_Exercise objective:_ Repeat the entries below exactly as they appear, with no pictures.

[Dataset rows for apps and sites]
--------------------------------

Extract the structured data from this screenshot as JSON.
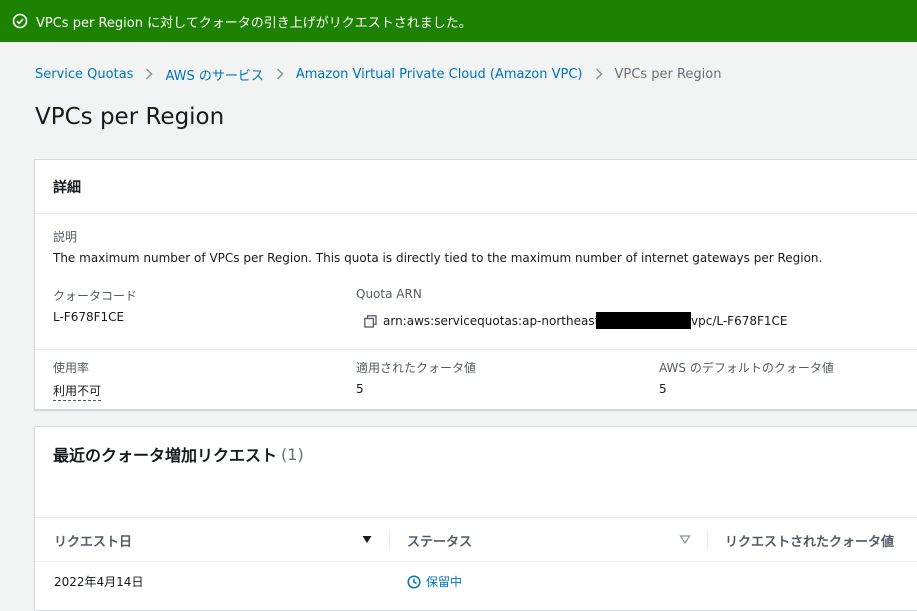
{
  "flash": {
    "message": "VPCs per Region に対してクォータの引き上げがリクエストされました。",
    "color": "#1d8102"
  },
  "breadcrumb": {
    "items": [
      "Service Quotas",
      "AWS のサービス",
      "Amazon Virtual Private Cloud (Amazon VPC)"
    ],
    "current": "VPCs per Region"
  },
  "page": {
    "title": "VPCs per Region"
  },
  "details": {
    "header": "詳細",
    "description_label": "説明",
    "description": "The maximum number of VPCs per Region. This quota is directly tied to the maximum number of internet gateways per Region.",
    "quota_code_label": "クォータコード",
    "quota_code": "L-F678F1CE",
    "quota_arn_label": "Quota ARN",
    "quota_arn_prefix": "arn:aws:servicequotas:ap-northeast-1",
    "quota_arn_suffix": "vpc/L-F678F1CE",
    "utilization_label": "使用率",
    "utilization": "利用不可",
    "applied_label": "適用されたクォータ値",
    "applied_value": "5",
    "default_label": "AWS のデフォルトのクォータ値",
    "default_value": "5"
  },
  "requests": {
    "header": "最近のクォータ増加リクエスト",
    "count": "(1)",
    "columns": [
      "リクエスト日",
      "ステータス",
      "リクエストされたクォータ値"
    ],
    "rows": [
      {
        "date": "2022年4月14日",
        "status": "保留中"
      }
    ]
  }
}
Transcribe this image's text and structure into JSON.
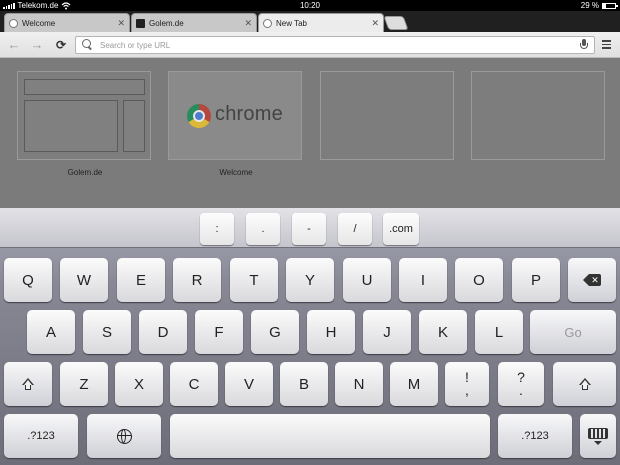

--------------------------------

_Result:_
Extract the structured data from this screenshot as JSON.
{
  "flash": {
    "message": "VPCs per Region に対してクォータの引き上げがリクエストされました。",
    "color": "#1d8102"
  },
  "breadcrumb": {
    "items": [
      "Service Quotas",
      "AWS のサービス",
      "Amazon Virtual Private Cloud (Amazon VPC)"
    ],
    "current": "VPCs per Region"
  },
  "page": {
    "title": "VPCs per Region"
  },
  "details": {
    "header": "詳細",
    "description_label": "説明",
    "description": "The maximum number of VPCs per Region. This quota is directly tied to the maximum number of internet gateways per Region.",
    "quota_code_label": "クォータコード",
    "quota_code": "L-F678F1CE",
    "quota_arn_label": "Quota ARN",
    "quota_arn_prefix": "arn:aws:servicequotas:ap-northeast-1",
    "quota_arn_suffix": "vpc/L-F678F1CE",
    "utilization_label": "使用率",
    "utilization": "利用不可",
    "applied_label": "適用されたクォータ値",
    "applied_value": "5",
    "default_label": "AWS のデフォルトのクォータ値",
    "default_value": "5"
  },
  "requests": {
    "header": "最近のクォータ増加リクエスト",
    "count": "(1)",
    "columns": [
      "リクエスト日",
      "ステータス",
      "リクエストされたクォータ値"
    ],
    "rows": [
      {
        "date": "2022年4月14日",
        "status": "保留中"
      }
    ]
  }
}
Transcribe this image's text and structure into JSON.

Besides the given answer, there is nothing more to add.